Over three years, this new company raised a total of $10 million from me and several other investors over several rounds. The first few years were exciting as Mark [the founder] launched a product, scaled the company up to about 40 people, and tried to build a business. But after two years we realized that we weren’t really making any progress — there was a lot of activity but it wasn’t translating into revenue growth.
In year three we tried a completely different approach to the same market with a new product. Mark scaled the business back to a dozen people in an effort to restart the business. Over the course of the year we tried different things, but continued to have very little success.
By the end of the year there was $1 million left. Mark cut the company back again — this time to a half dozen people. He started thinking about how to restart for a third time on the remaining $1 million.

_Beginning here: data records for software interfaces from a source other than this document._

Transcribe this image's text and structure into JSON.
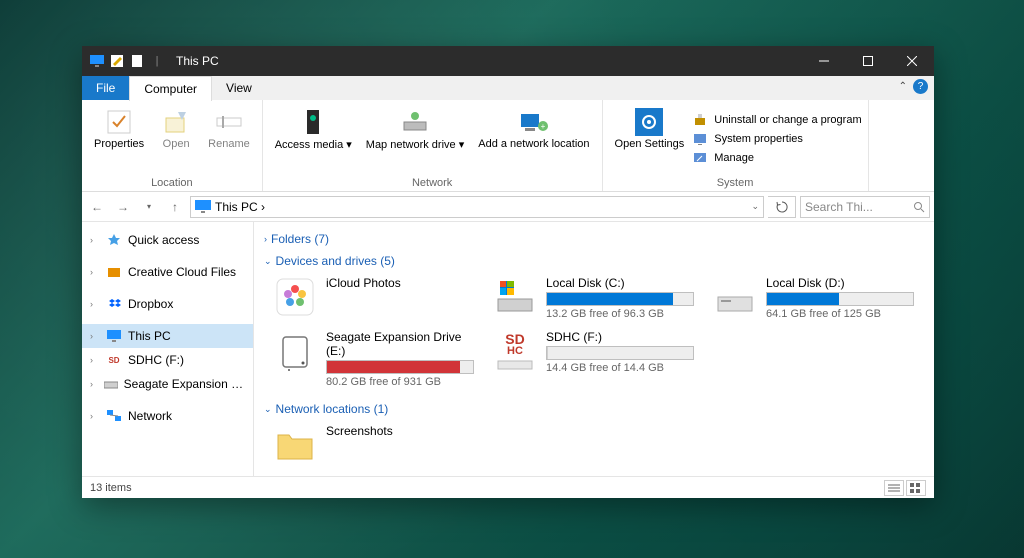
{
  "title": "This PC",
  "menutabs": {
    "file": "File",
    "computer": "Computer",
    "view": "View"
  },
  "ribbon": {
    "location": {
      "label": "Location",
      "properties": "Properties",
      "open": "Open",
      "rename": "Rename"
    },
    "network": {
      "label": "Network",
      "access_media": "Access media ▾",
      "map_drive": "Map network drive ▾",
      "add_location": "Add a network location"
    },
    "system": {
      "label": "System",
      "open_settings": "Open Settings",
      "uninstall": "Uninstall or change a program",
      "properties": "System properties",
      "manage": "Manage"
    }
  },
  "nav": {
    "path": "This PC ›",
    "search_placeholder": "Search Thi..."
  },
  "sidebar": [
    {
      "name": "Quick access",
      "id": "quick-access"
    },
    {
      "name": "Creative Cloud Files",
      "id": "creative-cloud"
    },
    {
      "name": "Dropbox",
      "id": "dropbox"
    },
    {
      "name": "This PC",
      "id": "this-pc",
      "active": true
    },
    {
      "name": "SDHC (F:)",
      "id": "sdhc"
    },
    {
      "name": "Seagate Expansion Drive (E:)",
      "id": "seagate"
    },
    {
      "name": "Network",
      "id": "network"
    }
  ],
  "sections": {
    "folders": "Folders (7)",
    "devices": "Devices and drives (5)",
    "netloc": "Network locations (1)"
  },
  "drives": {
    "icloud": {
      "name": "iCloud Photos"
    },
    "c": {
      "name": "Local Disk (C:)",
      "free": "13.2 GB free of 96.3 GB",
      "fill": 86,
      "color": "#0078d7"
    },
    "d": {
      "name": "Local Disk (D:)",
      "free": "64.1 GB free of 125 GB",
      "fill": 49,
      "color": "#0078d7"
    },
    "e": {
      "name": "Seagate Expansion Drive (E:)",
      "free": "80.2 GB free of 931 GB",
      "fill": 91,
      "color": "#d13438"
    },
    "f": {
      "name": "SDHC (F:)",
      "free": "14.4 GB free of 14.4 GB",
      "fill": 1,
      "color": "#cfcfcf"
    }
  },
  "netlocations": {
    "screenshots": "Screenshots"
  },
  "status": {
    "items": "13 items"
  }
}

Mark had never failed at anything in his life up to this point. He was proud of this, and the idea that he couldn’t at least make his investors’ money back was devastating to him. But he was stuck and started exploring creating an entirely different business, in a completely different market, with the $1 million he had left.
Mark was newly married and was working 20 hours a day. We were talking at the end of the day during the middle of the week and he was so tense, I thought his brain might explode. I told him that as his largest investor and board member, I wanted him to turn off his cell phone, take his wife out to dinner, have a bottle of wine, and talk about whether it made any sense to spend the next year of his life trying to restart the business with the remaining $1 million.

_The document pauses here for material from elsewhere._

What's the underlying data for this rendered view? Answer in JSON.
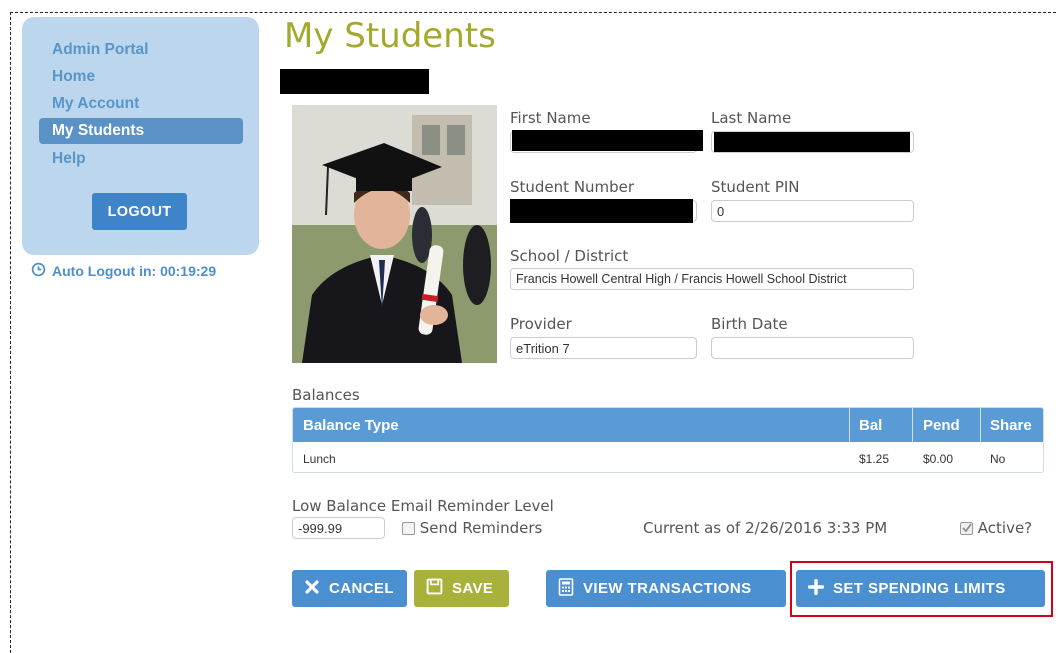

Mark had a drive to succeed that in this case was blinding him to a reality. His company wasn't succeeding yet, and by draining the business's funds it was becoming less and less likely to succeed. He needed an outside voice (in this case, a patient and trusting investor) to let him know there was another path. By closing the door on this opportunity, he would have time and energy to regroup and start fresh. And his main investor wouldn't crucify him for it.
Undeclared failure is insidious - it erodes our confidence, distracts us from more promising pursuits, and affects those we care about. There are always restarts in life, second chances (Chapter 5 in the book). We often overestimate others' expectations of us.
Feld notes that Mark's next company was highly successful.